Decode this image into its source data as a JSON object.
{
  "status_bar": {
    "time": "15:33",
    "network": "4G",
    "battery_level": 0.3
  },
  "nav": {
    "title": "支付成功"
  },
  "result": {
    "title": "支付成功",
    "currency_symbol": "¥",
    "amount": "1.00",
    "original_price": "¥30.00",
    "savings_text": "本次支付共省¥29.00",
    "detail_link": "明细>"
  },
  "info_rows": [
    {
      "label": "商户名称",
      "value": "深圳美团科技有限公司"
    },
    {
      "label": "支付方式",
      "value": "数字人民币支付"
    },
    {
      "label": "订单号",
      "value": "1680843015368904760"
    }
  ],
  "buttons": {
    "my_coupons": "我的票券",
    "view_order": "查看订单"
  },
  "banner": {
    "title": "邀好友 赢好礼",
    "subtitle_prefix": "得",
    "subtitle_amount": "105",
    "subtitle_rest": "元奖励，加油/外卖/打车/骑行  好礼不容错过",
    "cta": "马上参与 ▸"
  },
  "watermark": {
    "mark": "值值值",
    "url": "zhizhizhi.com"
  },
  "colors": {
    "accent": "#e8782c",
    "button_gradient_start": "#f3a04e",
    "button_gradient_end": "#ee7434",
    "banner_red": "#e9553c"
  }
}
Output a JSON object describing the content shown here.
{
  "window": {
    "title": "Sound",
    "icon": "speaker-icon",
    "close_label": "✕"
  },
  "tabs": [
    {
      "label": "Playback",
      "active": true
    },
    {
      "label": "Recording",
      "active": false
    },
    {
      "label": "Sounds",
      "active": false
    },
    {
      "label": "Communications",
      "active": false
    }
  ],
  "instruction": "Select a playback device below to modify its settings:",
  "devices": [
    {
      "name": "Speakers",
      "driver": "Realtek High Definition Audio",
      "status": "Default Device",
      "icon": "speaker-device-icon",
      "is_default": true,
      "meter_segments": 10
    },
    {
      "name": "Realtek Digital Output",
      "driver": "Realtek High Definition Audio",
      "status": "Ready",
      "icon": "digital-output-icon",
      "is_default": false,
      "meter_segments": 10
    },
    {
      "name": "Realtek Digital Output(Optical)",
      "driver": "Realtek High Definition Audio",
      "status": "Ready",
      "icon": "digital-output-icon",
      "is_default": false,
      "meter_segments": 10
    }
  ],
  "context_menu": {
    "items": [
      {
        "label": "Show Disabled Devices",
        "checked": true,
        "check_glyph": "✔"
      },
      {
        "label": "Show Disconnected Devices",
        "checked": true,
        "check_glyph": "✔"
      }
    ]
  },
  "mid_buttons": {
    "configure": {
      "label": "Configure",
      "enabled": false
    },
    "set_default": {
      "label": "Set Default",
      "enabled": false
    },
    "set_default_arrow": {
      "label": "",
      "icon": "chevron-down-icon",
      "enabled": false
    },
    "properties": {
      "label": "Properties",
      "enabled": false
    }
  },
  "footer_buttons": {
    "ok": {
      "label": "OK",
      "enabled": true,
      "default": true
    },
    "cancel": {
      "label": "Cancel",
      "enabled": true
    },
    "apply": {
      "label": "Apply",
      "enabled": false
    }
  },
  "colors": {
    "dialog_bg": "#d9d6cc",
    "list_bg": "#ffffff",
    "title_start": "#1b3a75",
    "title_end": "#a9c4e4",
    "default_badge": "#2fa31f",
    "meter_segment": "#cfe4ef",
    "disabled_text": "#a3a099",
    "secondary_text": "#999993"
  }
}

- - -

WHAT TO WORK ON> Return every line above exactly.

RESULT BELOW>
Decode this image into its source data as a JSON object.
{
  "status_bar": {
    "time": "15:33",
    "network": "4G",
    "battery_level": 0.3
  },
  "nav": {
    "title": "支付成功"
  },
  "result": {
    "title": "支付成功",
    "currency_symbol": "¥",
    "amount": "1.00",
    "original_price": "¥30.00",
    "savings_text": "本次支付共省¥29.00",
    "detail_link": "明细>"
  },
  "info_rows": [
    {
      "label": "商户名称",
      "value": "深圳美团科技有限公司"
    },
    {
      "label": "支付方式",
      "value": "数字人民币支付"
    },
    {
      "label": "订单号",
      "value": "1680843015368904760"
    }
  ],
  "buttons": {
    "my_coupons": "我的票券",
    "view_order": "查看订单"
  },
  "banner": {
    "title": "邀好友 赢好礼",
    "subtitle_prefix": "得",
    "subtitle_amount": "105",
    "subtitle_rest": "元奖励，加油/外卖/打车/骑行  好礼不容错过",
    "cta": "马上参与 ▸"
  },
  "watermark": {
    "mark": "值值值",
    "url": "zhizhizhi.com"
  },
  "colors": {
    "accent": "#e8782c",
    "button_gradient_start": "#f3a04e",
    "button_gradient_end": "#ee7434",
    "banner_red": "#e9553c"
  }
}
Output a JSON object describing the content shown here.
{
  "window": {
    "title": "Sound",
    "icon": "speaker-icon",
    "close_label": "✕"
  },
  "tabs": [
    {
      "label": "Playback",
      "active": true
    },
    {
      "label": "Recording",
      "active": false
    },
    {
      "label": "Sounds",
      "active": false
    },
    {
      "label": "Communications",
      "active": false
    }
  ],
  "instruction": "Select a playback device below to modify its settings:",
  "devices": [
    {
      "name": "Speakers",
      "driver": "Realtek High Definition Audio",
      "status": "Default Device",
      "icon": "speaker-device-icon",
      "is_default": true,
      "meter_segments": 10
    },
    {
      "name": "Realtek Digital Output",
      "driver": "Realtek High Definition Audio",
      "status": "Ready",
      "icon": "digital-output-icon",
      "is_default": false,
      "meter_segments": 10
    },
    {
      "name": "Realtek Digital Output(Optical)",
      "driver": "Realtek High Definition Audio",
      "status": "Ready",
      "icon": "digital-output-icon",
      "is_default": false,
      "meter_segments": 10
    }
  ],
  "context_menu": {
    "items": [
      {
        "label": "Show Disabled Devices",
        "checked": true,
        "check_glyph": "✔"
      },
      {
        "label": "Show Disconnected Devices",
        "checked": true,
        "check_glyph": "✔"
      }
    ]
  },
  "mid_buttons": {
    "configure": {
      "label": "Configure",
      "enabled": false
    },
    "set_default": {
      "label": "Set Default",
      "enabled": false
    },
    "set_default_arrow": {
      "label": "",
      "icon": "chevron-down-icon",
      "enabled": false
    },
    "properties": {
      "label": "Properties",
      "enabled": false
    }
  },
  "footer_buttons": {
    "ok": {
      "label": "OK",
      "enabled": true,
      "default": true
    },
    "cancel": {
      "label": "Cancel",
      "enabled": true
    },
    "apply": {
      "label": "Apply",
      "enabled": false
    }
  },
  "colors": {
    "dialog_bg": "#d9d6cc",
    "list_bg": "#ffffff",
    "title_start": "#1b3a75",
    "title_end": "#a9c4e4",
    "default_badge": "#2fa31f",
    "meter_segment": "#cfe4ef",
    "disabled_text": "#a3a099",
    "secondary_text": "#999993"
  }
}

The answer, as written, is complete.